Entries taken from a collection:
____________
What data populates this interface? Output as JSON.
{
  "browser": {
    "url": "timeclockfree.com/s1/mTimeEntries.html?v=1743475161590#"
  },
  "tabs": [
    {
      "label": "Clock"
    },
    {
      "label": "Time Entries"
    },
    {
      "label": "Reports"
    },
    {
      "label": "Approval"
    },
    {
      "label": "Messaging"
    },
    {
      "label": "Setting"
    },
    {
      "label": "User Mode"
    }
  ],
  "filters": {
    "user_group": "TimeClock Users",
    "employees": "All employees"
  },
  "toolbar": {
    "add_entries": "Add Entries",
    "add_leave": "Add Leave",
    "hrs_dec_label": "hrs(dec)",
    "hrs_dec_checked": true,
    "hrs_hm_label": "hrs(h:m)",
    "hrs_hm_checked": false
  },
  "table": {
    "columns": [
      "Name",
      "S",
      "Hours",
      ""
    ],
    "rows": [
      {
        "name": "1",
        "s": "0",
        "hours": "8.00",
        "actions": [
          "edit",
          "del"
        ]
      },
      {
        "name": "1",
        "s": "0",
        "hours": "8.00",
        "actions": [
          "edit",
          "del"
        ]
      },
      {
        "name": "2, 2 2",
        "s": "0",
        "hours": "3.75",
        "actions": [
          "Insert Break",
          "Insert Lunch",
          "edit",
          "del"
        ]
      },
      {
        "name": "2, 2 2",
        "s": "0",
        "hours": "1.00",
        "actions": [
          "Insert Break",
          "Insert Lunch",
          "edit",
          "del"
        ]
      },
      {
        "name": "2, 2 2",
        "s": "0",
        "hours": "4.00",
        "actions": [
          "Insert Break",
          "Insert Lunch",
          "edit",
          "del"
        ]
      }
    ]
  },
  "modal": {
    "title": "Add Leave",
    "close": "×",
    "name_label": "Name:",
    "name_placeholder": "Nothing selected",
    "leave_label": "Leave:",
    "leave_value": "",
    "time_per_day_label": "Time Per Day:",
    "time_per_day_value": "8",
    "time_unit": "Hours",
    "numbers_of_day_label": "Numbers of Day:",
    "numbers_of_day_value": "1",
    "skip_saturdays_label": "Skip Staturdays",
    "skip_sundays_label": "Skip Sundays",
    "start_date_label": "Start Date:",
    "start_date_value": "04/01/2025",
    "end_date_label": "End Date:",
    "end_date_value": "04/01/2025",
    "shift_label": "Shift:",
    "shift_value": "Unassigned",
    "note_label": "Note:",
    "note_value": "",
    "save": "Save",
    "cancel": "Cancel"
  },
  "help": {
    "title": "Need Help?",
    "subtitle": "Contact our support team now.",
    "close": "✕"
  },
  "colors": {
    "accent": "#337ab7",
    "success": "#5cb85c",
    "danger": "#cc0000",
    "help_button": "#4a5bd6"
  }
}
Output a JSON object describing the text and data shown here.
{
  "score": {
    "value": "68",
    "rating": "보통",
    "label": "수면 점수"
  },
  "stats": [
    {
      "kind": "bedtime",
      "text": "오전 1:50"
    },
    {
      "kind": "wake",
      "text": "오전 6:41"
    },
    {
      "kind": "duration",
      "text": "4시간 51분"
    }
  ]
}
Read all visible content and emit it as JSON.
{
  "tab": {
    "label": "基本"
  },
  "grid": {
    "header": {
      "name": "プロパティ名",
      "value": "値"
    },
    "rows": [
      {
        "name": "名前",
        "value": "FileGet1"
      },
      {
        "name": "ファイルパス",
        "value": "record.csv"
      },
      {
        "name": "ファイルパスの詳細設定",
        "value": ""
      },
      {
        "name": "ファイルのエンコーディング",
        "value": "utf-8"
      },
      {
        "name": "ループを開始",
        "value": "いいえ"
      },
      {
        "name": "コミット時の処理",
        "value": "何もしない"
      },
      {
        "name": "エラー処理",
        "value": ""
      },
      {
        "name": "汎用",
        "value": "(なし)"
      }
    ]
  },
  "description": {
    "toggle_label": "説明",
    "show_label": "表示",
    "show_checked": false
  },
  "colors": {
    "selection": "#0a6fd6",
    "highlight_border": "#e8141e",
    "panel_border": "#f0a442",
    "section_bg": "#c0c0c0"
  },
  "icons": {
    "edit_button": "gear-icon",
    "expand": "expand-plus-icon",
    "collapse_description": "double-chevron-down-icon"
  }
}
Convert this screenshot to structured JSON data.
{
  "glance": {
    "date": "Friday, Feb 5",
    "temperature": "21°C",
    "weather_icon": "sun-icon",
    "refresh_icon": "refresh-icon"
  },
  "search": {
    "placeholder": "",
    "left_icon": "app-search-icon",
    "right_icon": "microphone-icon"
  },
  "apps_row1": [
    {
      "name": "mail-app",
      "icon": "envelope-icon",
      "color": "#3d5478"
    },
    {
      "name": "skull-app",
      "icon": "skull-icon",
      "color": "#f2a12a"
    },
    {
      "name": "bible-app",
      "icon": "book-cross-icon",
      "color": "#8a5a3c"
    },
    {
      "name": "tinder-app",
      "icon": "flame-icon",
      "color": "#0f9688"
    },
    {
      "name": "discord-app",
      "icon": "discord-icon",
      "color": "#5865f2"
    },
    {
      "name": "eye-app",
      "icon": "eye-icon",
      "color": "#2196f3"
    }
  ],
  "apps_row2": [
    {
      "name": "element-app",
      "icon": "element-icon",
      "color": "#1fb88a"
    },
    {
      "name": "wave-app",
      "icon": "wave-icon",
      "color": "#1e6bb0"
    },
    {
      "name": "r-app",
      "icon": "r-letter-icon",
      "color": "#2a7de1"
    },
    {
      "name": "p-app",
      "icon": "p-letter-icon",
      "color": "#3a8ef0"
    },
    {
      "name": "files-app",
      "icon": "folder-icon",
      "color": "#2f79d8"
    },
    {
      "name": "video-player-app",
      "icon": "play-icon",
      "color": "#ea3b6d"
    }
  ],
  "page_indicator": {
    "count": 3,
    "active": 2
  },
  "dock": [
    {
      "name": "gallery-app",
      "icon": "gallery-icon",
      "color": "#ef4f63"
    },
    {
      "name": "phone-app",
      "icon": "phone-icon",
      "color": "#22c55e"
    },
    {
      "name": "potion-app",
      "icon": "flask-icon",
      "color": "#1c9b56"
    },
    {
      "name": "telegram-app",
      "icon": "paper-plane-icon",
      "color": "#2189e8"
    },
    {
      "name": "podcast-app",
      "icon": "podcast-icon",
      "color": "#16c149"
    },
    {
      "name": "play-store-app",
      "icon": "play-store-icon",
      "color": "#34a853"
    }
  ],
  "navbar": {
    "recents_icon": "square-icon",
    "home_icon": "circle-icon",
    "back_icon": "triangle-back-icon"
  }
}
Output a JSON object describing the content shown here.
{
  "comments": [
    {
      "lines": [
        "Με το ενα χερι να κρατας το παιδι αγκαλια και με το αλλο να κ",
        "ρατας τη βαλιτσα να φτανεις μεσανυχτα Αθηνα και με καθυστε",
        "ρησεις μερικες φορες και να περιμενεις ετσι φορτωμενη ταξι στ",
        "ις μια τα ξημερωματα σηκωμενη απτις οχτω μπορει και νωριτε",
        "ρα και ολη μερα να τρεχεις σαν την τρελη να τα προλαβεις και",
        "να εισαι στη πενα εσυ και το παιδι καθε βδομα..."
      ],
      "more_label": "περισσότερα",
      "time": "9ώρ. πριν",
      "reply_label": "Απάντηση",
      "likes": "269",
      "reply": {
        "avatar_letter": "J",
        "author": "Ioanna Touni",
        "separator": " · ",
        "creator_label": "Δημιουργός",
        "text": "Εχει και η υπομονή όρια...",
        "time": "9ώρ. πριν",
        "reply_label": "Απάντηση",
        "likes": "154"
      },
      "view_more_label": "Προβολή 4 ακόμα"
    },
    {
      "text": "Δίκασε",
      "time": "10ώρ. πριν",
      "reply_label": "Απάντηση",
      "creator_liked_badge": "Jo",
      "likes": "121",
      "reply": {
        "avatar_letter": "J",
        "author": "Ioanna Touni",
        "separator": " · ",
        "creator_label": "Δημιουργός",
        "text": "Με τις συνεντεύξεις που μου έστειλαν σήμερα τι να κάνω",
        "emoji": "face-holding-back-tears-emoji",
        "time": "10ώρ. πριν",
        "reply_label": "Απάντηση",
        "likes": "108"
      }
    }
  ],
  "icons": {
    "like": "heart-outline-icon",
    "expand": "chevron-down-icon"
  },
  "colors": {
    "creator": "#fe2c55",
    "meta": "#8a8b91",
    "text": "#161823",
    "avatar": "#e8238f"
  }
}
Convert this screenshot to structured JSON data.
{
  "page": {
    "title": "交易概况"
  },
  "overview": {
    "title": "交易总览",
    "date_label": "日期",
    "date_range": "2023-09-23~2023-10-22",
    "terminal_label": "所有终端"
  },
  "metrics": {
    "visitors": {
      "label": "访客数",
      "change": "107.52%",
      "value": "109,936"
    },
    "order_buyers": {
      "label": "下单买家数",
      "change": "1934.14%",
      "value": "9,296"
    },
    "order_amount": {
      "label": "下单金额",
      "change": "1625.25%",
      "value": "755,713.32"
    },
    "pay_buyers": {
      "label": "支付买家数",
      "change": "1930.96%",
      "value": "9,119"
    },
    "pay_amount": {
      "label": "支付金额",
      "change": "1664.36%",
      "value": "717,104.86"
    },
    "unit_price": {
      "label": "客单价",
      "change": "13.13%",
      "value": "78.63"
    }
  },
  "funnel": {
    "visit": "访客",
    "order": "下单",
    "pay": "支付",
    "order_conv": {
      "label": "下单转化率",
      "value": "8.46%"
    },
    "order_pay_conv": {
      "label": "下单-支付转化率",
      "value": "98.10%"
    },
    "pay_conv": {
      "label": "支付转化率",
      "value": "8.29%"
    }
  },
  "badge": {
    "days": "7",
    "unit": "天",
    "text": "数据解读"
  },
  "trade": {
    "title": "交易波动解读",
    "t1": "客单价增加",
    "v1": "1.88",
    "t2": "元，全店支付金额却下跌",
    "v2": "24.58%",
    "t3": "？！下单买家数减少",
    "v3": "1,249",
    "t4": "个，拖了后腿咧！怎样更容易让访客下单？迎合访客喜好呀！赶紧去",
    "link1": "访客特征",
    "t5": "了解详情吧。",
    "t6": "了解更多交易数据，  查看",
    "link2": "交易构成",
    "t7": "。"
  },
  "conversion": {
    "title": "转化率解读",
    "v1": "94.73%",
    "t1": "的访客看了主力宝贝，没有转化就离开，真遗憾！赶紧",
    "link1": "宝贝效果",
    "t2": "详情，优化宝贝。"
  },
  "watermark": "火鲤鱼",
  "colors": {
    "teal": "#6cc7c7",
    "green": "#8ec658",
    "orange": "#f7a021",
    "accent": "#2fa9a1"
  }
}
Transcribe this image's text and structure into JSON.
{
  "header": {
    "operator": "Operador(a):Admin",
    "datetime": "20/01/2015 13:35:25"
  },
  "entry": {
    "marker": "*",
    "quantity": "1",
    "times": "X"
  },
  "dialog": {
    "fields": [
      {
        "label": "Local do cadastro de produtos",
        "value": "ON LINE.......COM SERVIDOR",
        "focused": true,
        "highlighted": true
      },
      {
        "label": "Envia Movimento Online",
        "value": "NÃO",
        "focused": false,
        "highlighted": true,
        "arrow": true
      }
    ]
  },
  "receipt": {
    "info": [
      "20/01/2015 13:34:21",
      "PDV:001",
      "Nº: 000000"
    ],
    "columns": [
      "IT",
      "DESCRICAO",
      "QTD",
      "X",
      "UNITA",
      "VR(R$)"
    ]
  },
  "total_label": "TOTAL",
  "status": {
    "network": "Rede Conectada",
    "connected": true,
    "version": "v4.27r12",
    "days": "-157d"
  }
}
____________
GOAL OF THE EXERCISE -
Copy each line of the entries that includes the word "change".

RESULT FOR THIS TASK -
      "change": "107.52%",
      "change": "1934.14%",
      "change": "1625.25%",
      "change": "1930.96%",
      "change": "1664.36%",
      "change": "13.13%",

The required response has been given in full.